Page and application data records
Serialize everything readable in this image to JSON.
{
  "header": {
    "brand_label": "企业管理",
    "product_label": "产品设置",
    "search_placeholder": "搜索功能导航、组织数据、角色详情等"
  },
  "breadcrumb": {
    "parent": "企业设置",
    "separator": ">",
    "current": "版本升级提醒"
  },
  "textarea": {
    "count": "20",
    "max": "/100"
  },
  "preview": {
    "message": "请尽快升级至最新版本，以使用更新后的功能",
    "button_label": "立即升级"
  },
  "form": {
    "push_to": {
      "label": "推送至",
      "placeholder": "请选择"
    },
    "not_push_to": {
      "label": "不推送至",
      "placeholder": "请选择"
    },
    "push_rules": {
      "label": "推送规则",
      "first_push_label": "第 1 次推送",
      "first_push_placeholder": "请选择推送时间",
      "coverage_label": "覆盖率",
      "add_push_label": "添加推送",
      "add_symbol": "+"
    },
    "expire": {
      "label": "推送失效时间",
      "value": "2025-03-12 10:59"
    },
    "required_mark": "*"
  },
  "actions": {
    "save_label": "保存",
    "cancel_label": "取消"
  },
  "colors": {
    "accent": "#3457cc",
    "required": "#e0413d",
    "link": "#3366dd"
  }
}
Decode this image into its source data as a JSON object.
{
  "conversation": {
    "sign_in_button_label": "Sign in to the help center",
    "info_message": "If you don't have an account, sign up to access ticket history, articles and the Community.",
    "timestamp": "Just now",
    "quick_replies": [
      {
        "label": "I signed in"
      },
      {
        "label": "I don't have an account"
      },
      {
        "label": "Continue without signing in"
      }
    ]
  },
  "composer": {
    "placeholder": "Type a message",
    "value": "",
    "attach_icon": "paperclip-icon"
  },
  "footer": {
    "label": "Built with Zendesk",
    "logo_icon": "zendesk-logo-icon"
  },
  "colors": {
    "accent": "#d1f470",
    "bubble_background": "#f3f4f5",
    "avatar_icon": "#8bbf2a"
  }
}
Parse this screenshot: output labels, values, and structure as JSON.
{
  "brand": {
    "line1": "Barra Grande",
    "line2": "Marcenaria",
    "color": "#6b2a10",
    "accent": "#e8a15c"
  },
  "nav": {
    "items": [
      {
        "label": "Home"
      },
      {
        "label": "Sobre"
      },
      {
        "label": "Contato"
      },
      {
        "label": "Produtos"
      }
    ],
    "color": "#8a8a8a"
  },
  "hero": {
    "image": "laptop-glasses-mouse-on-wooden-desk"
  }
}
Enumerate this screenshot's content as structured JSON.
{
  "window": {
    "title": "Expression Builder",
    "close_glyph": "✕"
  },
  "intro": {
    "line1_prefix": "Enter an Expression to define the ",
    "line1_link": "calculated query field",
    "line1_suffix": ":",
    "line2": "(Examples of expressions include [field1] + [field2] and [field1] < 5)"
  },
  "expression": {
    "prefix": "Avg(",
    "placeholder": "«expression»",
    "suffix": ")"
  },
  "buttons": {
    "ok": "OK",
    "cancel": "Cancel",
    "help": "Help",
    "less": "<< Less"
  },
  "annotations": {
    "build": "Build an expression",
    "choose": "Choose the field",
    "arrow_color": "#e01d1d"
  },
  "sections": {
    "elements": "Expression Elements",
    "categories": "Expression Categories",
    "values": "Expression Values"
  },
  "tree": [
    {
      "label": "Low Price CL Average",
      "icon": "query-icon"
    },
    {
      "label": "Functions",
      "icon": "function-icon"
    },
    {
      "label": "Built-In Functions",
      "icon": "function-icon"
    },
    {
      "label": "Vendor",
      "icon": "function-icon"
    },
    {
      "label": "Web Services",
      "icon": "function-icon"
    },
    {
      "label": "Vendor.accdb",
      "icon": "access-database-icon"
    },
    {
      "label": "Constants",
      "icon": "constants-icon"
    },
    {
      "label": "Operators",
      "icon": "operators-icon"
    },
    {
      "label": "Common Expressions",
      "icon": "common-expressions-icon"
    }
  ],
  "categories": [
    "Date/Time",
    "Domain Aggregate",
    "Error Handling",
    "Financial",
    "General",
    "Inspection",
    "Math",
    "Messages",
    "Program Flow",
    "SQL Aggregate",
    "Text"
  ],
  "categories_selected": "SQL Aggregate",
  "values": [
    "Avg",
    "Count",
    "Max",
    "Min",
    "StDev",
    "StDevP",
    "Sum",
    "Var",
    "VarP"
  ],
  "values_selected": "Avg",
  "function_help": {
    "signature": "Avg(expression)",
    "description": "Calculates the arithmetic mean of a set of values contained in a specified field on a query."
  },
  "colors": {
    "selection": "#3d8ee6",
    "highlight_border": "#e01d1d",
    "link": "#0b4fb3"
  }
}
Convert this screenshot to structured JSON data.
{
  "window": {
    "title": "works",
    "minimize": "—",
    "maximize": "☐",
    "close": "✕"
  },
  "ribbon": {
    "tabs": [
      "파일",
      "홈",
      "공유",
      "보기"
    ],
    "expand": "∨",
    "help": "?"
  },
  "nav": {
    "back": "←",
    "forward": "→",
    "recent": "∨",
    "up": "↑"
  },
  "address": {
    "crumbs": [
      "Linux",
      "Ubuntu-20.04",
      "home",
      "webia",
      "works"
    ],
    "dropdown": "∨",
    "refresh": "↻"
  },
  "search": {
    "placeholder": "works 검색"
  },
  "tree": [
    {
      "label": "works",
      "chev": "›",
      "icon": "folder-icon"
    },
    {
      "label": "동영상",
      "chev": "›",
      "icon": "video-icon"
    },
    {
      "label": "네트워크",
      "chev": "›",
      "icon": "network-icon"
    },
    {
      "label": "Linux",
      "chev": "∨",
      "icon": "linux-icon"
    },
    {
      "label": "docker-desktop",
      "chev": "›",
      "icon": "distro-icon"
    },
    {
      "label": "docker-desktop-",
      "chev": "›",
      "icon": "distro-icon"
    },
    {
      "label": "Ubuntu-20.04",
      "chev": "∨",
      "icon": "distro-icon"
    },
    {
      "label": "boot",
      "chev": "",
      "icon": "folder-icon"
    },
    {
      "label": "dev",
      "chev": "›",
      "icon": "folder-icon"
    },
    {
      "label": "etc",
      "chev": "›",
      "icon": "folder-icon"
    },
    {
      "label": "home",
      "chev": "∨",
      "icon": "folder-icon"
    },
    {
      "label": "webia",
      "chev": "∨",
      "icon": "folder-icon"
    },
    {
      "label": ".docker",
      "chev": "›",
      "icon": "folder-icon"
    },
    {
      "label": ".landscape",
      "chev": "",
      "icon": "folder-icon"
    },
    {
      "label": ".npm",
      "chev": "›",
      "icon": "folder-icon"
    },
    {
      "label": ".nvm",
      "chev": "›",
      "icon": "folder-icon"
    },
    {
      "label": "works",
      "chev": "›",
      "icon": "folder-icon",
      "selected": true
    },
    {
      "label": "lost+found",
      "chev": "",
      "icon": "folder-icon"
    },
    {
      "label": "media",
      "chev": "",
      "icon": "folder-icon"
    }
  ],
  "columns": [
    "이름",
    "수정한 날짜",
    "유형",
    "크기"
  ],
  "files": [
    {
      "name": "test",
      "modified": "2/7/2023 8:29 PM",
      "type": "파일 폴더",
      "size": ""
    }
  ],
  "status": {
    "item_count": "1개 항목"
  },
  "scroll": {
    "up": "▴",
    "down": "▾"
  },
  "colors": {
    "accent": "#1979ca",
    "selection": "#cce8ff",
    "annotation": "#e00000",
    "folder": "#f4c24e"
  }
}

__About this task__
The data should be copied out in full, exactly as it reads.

__Reply__
Serialize everything readable in this image to JSON.
{
  "header": {
    "brand_label": "企业管理",
    "product_label": "产品设置",
    "search_placeholder": "搜索功能导航、组织数据、角色详情等"
  },
  "breadcrumb": {
    "parent": "企业设置",
    "separator": ">",
    "current": "版本升级提醒"
  },
  "textarea": {
    "count": "20",
    "max": "/100"
  },
  "preview": {
    "message": "请尽快升级至最新版本，以使用更新后的功能",
    "button_label": "立即升级"
  },
  "form": {
    "push_to": {
      "label": "推送至",
      "placeholder": "请选择"
    },
    "not_push_to": {
      "label": "不推送至",
      "placeholder": "请选择"
    },
    "push_rules": {
      "label": "推送规则",
      "first_push_label": "第 1 次推送",
      "first_push_placeholder": "请选择推送时间",
      "coverage_label": "覆盖率",
      "add_push_label": "添加推送",
      "add_symbol": "+"
    },
    "expire": {
      "label": "推送失效时间",
      "value": "2025-03-12 10:59"
    },
    "required_mark": "*"
  },
  "actions": {
    "save_label": "保存",
    "cancel_label": "取消"
  },
  "colors": {
    "accent": "#3457cc",
    "required": "#e0413d",
    "link": "#3366dd"
  }
}
Decode this image into its source data as a JSON object.
{
  "conversation": {
    "sign_in_button_label": "Sign in to the help center",
    "info_message": "If you don't have an account, sign up to access ticket history, articles and the Community.",
    "timestamp": "Just now",
    "quick_replies": [
      {
        "label": "I signed in"
      },
      {
        "label": "I don't have an account"
      },
      {
        "label": "Continue without signing in"
      }
    ]
  },
  "composer": {
    "placeholder": "Type a message",
    "value": "",
    "attach_icon": "paperclip-icon"
  },
  "footer": {
    "label": "Built with Zendesk",
    "logo_icon": "zendesk-logo-icon"
  },
  "colors": {
    "accent": "#d1f470",
    "bubble_background": "#f3f4f5",
    "avatar_icon": "#8bbf2a"
  }
}
Parse this screenshot: output labels, values, and structure as JSON.
{
  "brand": {
    "line1": "Barra Grande",
    "line2": "Marcenaria",
    "color": "#6b2a10",
    "accent": "#e8a15c"
  },
  "nav": {
    "items": [
      {
        "label": "Home"
      },
      {
        "label": "Sobre"
      },
      {
        "label": "Contato"
      },
      {
        "label": "Produtos"
      }
    ],
    "color": "#8a8a8a"
  },
  "hero": {
    "image": "laptop-glasses-mouse-on-wooden-desk"
  }
}
Enumerate this screenshot's content as structured JSON.
{
  "window": {
    "title": "Expression Builder",
    "close_glyph": "✕"
  },
  "intro": {
    "line1_prefix": "Enter an Expression to define the ",
    "line1_link": "calculated query field",
    "line1_suffix": ":",
    "line2": "(Examples of expressions include [field1] + [field2] and [field1] < 5)"
  },
  "expression": {
    "prefix": "Avg(",
    "placeholder": "«expression»",
    "suffix": ")"
  },
  "buttons": {
    "ok": "OK",
    "cancel": "Cancel",
    "help": "Help",
    "less": "<< Less"
  },
  "annotations": {
    "build": "Build an expression",
    "choose": "Choose the field",
    "arrow_color": "#e01d1d"
  },
  "sections": {
    "elements": "Expression Elements",
    "categories": "Expression Categories",
    "values": "Expression Values"
  },
  "tree": [
    {
      "label": "Low Price CL Average",
      "icon": "query-icon"
    },
    {
      "label": "Functions",
      "icon": "function-icon"
    },
    {
      "label": "Built-In Functions",
      "icon": "function-icon"
    },
    {
      "label": "Vendor",
      "icon": "function-icon"
    },
    {
      "label": "Web Services",
      "icon": "function-icon"
    },
    {
      "label": "Vendor.accdb",
      "icon": "access-database-icon"
    },
    {
      "label": "Constants",
      "icon": "constants-icon"
    },
    {
      "label": "Operators",
      "icon": "operators-icon"
    },
    {
      "label": "Common Expressions",
      "icon": "common-expressions-icon"
    }
  ],
  "categories": [
    "Date/Time",
    "Domain Aggregate",
    "Error Handling",
    "Financial",
    "General",
    "Inspection",
    "Math",
    "Messages",
    "Program Flow",
    "SQL Aggregate",
    "Text"
  ],
  "categories_selected": "SQL Aggregate",
  "values": [
    "Avg",
    "Count",
    "Max",
    "Min",
    "StDev",
    "StDevP",
    "Sum",
    "Var",
    "VarP"
  ],
  "values_selected": "Avg",
  "function_help": {
    "signature": "Avg(expression)",
    "description": "Calculates the arithmetic mean of a set of values contained in a specified field on a query."
  },
  "colors": {
    "selection": "#3d8ee6",
    "highlight_border": "#e01d1d",
    "link": "#0b4fb3"
  }
}
Convert this screenshot to structured JSON data.
{
  "window": {
    "title": "works",
    "minimize": "—",
    "maximize": "☐",
    "close": "✕"
  },
  "ribbon": {
    "tabs": [
      "파일",
      "홈",
      "공유",
      "보기"
    ],
    "expand": "∨",
    "help": "?"
  },
  "nav": {
    "back": "←",
    "forward": "→",
    "recent": "∨",
    "up": "↑"
  },
  "address": {
    "crumbs": [
      "Linux",
      "Ubuntu-20.04",
      "home",
      "webia",
      "works"
    ],
    "dropdown": "∨",
    "refresh": "↻"
  },
  "search": {
    "placeholder": "works 검색"
  },
  "tree": [
    {
      "label": "works",
      "chev": "›",
      "icon": "folder-icon"
    },
    {
      "label": "동영상",
      "chev": "›",
      "icon": "video-icon"
    },
    {
      "label": "네트워크",
      "chev": "›",
      "icon": "network-icon"
    },
    {
      "label": "Linux",
      "chev": "∨",
      "icon": "linux-icon"
    },
    {
      "label": "docker-desktop",
      "chev": "›",
      "icon": "distro-icon"
    },
    {
      "label": "docker-desktop-",
      "chev": "›",
      "icon": "distro-icon"
    },
    {
      "label": "Ubuntu-20.04",
      "chev": "∨",
      "icon": "distro-icon"
    },
    {
      "label": "boot",
      "chev": "",
      "icon": "folder-icon"
    },
    {
      "label": "dev",
      "chev": "›",
      "icon": "folder-icon"
    },
    {
      "label": "etc",
      "chev": "›",
      "icon": "folder-icon"
    },
    {
      "label": "home",
      "chev": "∨",
      "icon": "folder-icon"
    },
    {
      "label": "webia",
      "chev": "∨",
      "icon": "folder-icon"
    },
    {
      "label": ".docker",
      "chev": "›",
      "icon": "folder-icon"
    },
    {
      "label": ".landscape",
      "chev": "",
      "icon": "folder-icon"
    },
    {
      "label": ".npm",
      "chev": "›",
      "icon": "folder-icon"
    },
    {
      "label": ".nvm",
      "chev": "›",
      "icon": "folder-icon"
    },
    {
      "label": "works",
      "chev": "›",
      "icon": "folder-icon",
      "selected": true
    },
    {
      "label": "lost+found",
      "chev": "",
      "icon": "folder-icon"
    },
    {
      "label": "media",
      "chev": "",
      "icon": "folder-icon"
    }
  ],
  "columns": [
    "이름",
    "수정한 날짜",
    "유형",
    "크기"
  ],
  "files": [
    {
      "name": "test",
      "modified": "2/7/2023 8:29 PM",
      "type": "파일 폴더",
      "size": ""
    }
  ],
  "status": {
    "item_count": "1개 항목"
  },
  "scroll": {
    "up": "▴",
    "down": "▾"
  },
  "colors": {
    "accent": "#1979ca",
    "selection": "#cce8ff",
    "annotation": "#e00000",
    "folder": "#f4c24e"
  }
}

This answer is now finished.